After the screening of the film, a panel discussed how technology creates an upswing in dopamine and how this physiological response affects the teen brain in particular. Dopamine stimulates both the teen and the adult brain, and an over-stimulation can actually reduce long-term performance. In addition, the panel discussed the fact that high usage of violent video games may decrease empathy, and also that games are designed to promote escapism by creating entire “universes” for kids to explore.
Teens who were present were interested in exploring healthy ways that they might exist in an increasingly technologized world. They expressed some initial adolescent disdain for the film, but eventually expressed genuine interest in how the brain’s process of the release of dopamine is manipulated by companies invested in our dependency on products that are not ultimately fulfilling.
Although Screen-Agers and the panel discussion did not address pornography, it’s a critical element for Catholic parents to appreciate and understand. When one Catholic pediatrician was asked the question of when a child should be given a smart phone, she replied, “When you want your child to be introduced to porn.”
According to a report cited by Covenant Eyes, a 2018 study showed that 51 percent of boys and 32 percent of girls viewed porn before they reached the age of 13. The same study showed that 57 percent of teenagers search for porn at least monthly and that 71 percent of teens hide their online behavior from their parents.
It is very difficult even for conscientious parents to protect their children from porn exposure, even with the best efforts.
Those of us in the mental health field can see the writing on the wall. The over-use or misuse of technology is just a flower of a deeper-rooted societal illness. If we continue on this path, there will be a coming mental health crisis, if it is not indeed already here. It is of great concern as children are being raised in a world devoid of meaning, as religious faith, the strength of the family, the deep inherent meaning and value of gender, and social institutions are being replaced or lost in a sea of subjectivism, materialism, narcissism, superficial remote relationships, and widespread identity crises.
What is needed is a deep understanding of self, of brain processes, of addiction and how these processes are manipulated by companies that do not desire our deepest good. We need to instill in ourselves that which Alcoholics Anonymous calls a fearless moral inventory, to be able to admit when things have gone too far, and to teach our children to have a social immune system so they aren’t made ill by every passing trend. If the root is addressed, the symptoms resolve themselves automatically.
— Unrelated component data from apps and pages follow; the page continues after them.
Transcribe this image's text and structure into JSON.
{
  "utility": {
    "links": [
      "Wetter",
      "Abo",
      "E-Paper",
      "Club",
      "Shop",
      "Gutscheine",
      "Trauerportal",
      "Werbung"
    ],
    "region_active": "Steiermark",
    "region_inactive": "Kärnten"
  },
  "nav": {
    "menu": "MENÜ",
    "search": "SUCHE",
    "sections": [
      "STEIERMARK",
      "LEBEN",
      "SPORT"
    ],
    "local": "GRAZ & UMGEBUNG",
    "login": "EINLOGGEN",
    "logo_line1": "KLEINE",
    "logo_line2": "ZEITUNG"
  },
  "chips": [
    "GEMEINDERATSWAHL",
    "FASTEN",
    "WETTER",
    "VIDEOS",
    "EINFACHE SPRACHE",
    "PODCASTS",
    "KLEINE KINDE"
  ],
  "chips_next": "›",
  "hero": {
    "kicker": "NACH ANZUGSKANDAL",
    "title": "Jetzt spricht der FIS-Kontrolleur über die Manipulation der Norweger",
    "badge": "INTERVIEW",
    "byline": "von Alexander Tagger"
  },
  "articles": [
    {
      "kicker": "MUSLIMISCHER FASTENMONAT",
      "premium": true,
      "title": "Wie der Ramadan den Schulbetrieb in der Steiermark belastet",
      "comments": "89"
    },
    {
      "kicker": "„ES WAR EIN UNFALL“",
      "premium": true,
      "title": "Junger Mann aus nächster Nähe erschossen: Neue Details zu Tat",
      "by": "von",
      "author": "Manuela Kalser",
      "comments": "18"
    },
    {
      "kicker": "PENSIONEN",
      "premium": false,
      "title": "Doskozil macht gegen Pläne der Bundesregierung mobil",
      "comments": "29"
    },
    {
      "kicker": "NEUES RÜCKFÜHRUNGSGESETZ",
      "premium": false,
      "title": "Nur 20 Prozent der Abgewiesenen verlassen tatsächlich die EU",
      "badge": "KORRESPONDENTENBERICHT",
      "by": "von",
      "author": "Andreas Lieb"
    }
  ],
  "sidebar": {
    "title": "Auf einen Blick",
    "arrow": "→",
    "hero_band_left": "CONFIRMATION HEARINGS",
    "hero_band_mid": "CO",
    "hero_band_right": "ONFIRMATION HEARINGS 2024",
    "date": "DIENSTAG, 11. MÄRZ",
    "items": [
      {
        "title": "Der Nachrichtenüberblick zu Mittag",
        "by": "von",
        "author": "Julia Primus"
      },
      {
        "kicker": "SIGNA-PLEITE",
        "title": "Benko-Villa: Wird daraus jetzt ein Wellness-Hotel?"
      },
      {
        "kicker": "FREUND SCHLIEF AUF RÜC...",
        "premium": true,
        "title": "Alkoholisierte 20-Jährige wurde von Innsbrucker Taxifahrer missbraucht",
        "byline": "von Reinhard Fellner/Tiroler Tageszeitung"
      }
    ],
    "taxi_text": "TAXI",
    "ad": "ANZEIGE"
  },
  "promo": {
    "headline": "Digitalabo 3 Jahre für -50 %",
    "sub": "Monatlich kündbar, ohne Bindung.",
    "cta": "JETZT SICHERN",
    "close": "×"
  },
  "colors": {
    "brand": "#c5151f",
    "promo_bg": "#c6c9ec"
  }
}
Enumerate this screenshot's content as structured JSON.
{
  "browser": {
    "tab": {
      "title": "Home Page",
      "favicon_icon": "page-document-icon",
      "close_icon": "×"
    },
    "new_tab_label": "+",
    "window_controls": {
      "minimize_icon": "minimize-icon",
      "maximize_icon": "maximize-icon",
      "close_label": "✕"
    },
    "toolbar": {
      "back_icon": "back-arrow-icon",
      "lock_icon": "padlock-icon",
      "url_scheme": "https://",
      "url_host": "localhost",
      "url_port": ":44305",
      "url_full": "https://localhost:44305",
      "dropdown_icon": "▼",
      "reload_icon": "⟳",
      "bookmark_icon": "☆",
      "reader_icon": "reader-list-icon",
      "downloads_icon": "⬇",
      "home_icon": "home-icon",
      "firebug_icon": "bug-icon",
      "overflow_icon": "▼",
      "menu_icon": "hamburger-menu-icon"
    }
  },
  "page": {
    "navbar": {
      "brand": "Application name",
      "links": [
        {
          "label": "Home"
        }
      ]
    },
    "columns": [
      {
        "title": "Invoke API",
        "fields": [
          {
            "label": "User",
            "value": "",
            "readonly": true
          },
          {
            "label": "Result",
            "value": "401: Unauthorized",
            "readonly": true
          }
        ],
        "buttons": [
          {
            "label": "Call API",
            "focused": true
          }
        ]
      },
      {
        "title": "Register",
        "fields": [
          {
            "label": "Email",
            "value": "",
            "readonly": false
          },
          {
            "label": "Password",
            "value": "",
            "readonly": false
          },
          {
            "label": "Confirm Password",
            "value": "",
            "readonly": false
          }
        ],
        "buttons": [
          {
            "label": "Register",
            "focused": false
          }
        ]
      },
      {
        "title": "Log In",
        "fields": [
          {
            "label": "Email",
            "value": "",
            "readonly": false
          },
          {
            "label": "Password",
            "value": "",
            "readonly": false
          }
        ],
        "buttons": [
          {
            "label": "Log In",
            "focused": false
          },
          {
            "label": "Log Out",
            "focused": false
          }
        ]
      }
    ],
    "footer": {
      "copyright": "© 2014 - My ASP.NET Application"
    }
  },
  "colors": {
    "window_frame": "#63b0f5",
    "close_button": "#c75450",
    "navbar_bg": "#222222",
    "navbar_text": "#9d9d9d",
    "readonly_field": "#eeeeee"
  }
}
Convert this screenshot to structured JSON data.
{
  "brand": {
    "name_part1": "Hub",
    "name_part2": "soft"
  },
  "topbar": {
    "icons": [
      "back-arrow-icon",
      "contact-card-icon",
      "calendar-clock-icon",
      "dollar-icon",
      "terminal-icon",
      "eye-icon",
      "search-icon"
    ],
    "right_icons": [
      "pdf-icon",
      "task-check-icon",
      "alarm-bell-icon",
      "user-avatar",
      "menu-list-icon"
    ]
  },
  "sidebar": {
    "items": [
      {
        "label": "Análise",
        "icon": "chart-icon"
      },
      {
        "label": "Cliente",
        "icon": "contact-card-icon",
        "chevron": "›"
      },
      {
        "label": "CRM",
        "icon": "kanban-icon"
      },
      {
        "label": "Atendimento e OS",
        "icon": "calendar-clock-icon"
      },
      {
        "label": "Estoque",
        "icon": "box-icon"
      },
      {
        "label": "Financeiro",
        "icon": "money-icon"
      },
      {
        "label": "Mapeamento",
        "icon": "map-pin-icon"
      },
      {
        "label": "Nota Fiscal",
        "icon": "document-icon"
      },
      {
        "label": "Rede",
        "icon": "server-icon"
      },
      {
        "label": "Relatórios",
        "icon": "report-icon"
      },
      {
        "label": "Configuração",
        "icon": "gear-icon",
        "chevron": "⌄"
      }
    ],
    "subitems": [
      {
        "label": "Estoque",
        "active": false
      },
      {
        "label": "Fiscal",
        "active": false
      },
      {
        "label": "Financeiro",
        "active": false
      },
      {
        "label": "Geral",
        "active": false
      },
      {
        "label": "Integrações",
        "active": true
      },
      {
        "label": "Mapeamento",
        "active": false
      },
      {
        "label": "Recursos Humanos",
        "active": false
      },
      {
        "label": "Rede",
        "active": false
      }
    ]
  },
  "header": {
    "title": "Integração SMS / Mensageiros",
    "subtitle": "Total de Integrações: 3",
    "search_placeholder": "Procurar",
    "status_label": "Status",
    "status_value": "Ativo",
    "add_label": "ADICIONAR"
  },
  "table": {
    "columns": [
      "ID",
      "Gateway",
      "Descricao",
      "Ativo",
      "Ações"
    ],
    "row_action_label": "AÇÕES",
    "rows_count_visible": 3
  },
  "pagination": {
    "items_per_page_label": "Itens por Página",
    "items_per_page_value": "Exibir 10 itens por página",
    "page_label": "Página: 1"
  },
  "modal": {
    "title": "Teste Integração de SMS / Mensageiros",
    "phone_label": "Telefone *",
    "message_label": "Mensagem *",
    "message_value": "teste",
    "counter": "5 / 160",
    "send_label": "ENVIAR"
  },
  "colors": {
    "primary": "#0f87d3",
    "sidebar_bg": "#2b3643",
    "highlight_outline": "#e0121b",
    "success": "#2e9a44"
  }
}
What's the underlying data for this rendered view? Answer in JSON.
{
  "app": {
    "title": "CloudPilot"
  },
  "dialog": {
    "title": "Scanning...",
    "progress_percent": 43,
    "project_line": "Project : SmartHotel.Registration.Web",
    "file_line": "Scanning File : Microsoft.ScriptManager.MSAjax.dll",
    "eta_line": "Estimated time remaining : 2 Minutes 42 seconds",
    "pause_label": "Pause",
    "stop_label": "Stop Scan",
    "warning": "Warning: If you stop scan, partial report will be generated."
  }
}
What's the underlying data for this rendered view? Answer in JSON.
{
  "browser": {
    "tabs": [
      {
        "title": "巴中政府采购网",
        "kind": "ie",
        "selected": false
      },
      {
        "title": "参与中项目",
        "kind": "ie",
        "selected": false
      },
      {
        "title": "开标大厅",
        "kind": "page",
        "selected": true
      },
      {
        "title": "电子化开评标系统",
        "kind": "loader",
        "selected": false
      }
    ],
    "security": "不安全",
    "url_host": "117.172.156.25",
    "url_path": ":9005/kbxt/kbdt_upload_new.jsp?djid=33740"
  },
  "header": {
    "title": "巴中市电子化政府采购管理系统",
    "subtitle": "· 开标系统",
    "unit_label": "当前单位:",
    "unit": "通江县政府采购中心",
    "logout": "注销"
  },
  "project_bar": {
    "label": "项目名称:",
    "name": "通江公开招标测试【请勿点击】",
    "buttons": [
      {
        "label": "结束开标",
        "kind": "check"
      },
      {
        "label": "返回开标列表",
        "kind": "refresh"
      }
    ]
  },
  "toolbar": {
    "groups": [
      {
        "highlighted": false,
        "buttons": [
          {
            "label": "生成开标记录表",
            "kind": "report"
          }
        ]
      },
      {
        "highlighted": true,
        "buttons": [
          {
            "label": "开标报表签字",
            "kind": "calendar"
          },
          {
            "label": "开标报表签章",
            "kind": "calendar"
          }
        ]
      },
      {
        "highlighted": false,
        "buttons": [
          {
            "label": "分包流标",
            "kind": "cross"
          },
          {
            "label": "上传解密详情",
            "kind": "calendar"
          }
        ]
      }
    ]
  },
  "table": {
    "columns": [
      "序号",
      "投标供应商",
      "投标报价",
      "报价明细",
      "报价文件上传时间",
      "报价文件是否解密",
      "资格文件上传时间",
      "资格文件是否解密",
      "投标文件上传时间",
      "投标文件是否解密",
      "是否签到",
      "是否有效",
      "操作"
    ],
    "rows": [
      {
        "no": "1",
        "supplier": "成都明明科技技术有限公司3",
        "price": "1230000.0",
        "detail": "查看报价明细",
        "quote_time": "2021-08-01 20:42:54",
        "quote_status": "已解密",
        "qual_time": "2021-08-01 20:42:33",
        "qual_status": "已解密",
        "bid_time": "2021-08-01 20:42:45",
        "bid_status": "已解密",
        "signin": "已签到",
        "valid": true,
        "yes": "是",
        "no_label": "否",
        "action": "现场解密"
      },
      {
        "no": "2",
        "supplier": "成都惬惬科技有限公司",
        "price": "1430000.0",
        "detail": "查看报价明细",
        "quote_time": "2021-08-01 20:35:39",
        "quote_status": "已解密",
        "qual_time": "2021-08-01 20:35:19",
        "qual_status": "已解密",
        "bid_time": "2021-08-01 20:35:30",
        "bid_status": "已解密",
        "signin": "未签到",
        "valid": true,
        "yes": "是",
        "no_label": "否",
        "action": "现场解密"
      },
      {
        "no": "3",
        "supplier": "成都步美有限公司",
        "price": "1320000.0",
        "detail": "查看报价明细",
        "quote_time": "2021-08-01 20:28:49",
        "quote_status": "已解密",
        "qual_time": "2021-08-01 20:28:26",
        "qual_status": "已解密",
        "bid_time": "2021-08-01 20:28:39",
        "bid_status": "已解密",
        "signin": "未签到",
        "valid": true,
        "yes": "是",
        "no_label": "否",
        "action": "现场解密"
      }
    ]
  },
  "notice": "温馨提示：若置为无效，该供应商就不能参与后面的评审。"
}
During the panel discussion, strategies for parents were introduced to help them in this current screen-addicted society. The panel highlighted the importance of monitoring rather than implementing a complete ban. The emphasis was setting warm and loving but consistent boundaries. One suggestion was to create an “iPhone contract” that outlined rules and consequences for breaking rules. Some families, for example, require everyone in the home to put their phones in a bin in the kitchen every night at a certain time.
Remember what teens are often looking for when they turn to screens: a sense of belonging, an identity, and ultimately, love. If children are lonely and disconnected in their families, schools, and communities, and if they don’t have a good sense of belonging and identity (and not many teens do), then they will seek that online.
Ideally, positive strategies are embraced by entire communities, parishes, schools, cities, even perhaps at state-wide and even nation-wide levels, to work together for the best interest of our children and society. We need to work together to raise awareness and create change. We cannot depend on the businesses who profit on our addictions to protect us.